THE PROBLEM -> Return each line of the records holding the string "letter".

Records drawn from a dataset ->

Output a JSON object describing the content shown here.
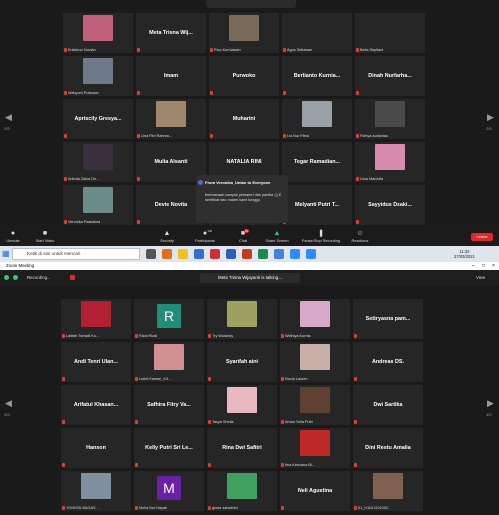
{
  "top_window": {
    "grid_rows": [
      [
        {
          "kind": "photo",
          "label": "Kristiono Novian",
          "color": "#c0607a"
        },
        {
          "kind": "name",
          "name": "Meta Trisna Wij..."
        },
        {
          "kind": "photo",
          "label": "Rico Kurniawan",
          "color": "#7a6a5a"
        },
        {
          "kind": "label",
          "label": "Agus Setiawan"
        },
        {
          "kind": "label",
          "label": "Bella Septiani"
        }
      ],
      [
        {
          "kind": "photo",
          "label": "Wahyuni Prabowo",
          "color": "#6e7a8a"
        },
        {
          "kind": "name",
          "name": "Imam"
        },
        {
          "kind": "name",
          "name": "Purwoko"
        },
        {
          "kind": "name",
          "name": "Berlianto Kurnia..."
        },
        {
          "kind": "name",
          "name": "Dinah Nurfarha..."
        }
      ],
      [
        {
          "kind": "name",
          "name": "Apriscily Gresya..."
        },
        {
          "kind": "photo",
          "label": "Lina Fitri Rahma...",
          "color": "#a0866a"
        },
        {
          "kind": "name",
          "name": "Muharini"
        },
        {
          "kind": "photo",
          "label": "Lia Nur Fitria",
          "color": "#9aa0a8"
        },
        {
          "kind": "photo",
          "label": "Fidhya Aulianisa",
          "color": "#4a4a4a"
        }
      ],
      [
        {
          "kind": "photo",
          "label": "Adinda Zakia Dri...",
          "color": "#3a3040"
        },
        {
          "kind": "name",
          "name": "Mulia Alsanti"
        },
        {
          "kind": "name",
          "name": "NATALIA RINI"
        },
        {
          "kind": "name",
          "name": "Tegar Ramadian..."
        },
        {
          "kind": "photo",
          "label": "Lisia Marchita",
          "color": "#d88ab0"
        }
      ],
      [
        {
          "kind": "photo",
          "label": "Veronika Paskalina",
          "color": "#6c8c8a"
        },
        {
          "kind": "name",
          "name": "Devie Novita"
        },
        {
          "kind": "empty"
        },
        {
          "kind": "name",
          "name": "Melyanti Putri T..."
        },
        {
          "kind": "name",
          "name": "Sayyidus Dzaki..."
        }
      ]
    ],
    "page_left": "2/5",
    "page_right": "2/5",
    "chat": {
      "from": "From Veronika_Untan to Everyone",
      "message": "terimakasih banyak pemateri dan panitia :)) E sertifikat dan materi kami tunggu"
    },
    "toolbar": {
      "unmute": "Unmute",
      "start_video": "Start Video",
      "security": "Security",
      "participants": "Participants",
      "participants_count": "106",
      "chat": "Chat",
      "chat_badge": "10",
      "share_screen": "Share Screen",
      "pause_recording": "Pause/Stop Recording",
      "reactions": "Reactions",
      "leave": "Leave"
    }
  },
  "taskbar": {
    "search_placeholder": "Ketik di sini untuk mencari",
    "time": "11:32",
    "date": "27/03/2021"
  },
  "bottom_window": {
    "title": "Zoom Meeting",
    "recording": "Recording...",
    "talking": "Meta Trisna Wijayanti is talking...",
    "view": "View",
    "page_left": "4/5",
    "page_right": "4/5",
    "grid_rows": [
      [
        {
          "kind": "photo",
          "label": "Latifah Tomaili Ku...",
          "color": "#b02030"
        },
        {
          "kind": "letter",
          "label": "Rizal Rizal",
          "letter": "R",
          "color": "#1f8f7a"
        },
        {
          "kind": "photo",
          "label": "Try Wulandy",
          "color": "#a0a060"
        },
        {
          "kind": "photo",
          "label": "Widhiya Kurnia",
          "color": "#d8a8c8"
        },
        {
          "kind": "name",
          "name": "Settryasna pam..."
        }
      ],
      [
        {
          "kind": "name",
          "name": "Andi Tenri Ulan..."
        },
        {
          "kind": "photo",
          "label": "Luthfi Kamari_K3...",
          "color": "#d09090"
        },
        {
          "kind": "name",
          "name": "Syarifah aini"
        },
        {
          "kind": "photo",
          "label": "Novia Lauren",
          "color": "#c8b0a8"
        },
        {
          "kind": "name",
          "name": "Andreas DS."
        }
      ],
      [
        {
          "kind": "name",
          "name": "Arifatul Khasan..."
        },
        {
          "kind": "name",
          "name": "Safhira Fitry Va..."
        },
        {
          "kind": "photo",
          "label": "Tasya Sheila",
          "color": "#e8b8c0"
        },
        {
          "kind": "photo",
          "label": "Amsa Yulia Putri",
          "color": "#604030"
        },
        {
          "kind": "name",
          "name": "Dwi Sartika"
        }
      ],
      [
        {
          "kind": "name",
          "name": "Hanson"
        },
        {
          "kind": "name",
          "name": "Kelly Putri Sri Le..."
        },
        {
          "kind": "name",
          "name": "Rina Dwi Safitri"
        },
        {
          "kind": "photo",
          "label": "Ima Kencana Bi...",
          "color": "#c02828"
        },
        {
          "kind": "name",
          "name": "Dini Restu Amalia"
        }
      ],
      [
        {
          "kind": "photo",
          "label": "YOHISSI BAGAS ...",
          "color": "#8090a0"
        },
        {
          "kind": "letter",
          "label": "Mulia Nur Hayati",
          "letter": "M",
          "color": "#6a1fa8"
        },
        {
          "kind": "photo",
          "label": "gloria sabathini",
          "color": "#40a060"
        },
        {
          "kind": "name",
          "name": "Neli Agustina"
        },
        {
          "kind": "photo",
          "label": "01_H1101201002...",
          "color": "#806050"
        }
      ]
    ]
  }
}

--

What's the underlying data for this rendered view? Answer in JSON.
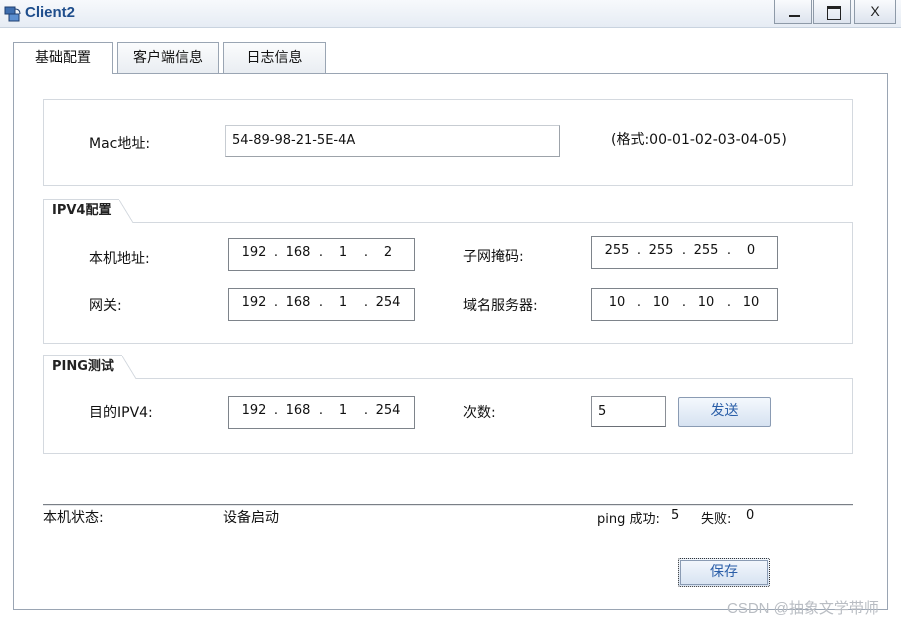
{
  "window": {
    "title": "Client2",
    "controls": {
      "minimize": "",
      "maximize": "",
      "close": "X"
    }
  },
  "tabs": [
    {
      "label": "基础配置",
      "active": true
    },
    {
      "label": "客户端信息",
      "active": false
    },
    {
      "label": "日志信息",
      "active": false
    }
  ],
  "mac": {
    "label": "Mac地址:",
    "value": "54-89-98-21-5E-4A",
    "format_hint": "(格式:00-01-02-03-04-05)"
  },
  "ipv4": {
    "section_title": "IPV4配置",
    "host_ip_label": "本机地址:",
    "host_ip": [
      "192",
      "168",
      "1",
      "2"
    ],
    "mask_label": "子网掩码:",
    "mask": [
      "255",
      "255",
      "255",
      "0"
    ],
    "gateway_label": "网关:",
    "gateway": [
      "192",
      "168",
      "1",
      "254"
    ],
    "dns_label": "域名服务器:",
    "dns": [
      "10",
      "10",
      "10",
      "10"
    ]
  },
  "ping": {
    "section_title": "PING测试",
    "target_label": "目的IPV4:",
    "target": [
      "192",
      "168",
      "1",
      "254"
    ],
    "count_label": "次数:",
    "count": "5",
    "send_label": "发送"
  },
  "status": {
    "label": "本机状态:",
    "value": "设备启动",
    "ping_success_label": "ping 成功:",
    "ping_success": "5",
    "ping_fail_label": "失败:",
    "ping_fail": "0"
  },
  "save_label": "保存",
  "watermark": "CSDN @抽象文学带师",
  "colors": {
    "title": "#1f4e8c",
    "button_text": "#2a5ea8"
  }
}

ANSWER FOR THIS EXERCISE ->
          "kind": "letter",
          "letter": "R",
          "kind": "letter",
          "letter": "M",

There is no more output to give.